**TASK DETAILS**
Down to the last character, write out the records below.

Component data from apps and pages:
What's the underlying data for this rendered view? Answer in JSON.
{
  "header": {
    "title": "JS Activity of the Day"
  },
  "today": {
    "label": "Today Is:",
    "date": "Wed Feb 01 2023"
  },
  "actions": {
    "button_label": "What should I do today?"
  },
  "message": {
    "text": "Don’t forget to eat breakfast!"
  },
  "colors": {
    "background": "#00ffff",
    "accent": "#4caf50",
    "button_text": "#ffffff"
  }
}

**WORKED SOLUTION**
What's the underlying data for this rendered view? Answer in JSON.
{
  "header": {
    "title": "JS Activity of the Day"
  },
  "today": {
    "label": "Today Is:",
    "date": "Wed Feb 01 2023"
  },
  "actions": {
    "button_label": "What should I do today?"
  },
  "message": {
    "text": "Don’t forget to eat breakfast!"
  },
  "colors": {
    "background": "#00ffff",
    "accent": "#4caf50",
    "button_text": "#ffffff"
  }
}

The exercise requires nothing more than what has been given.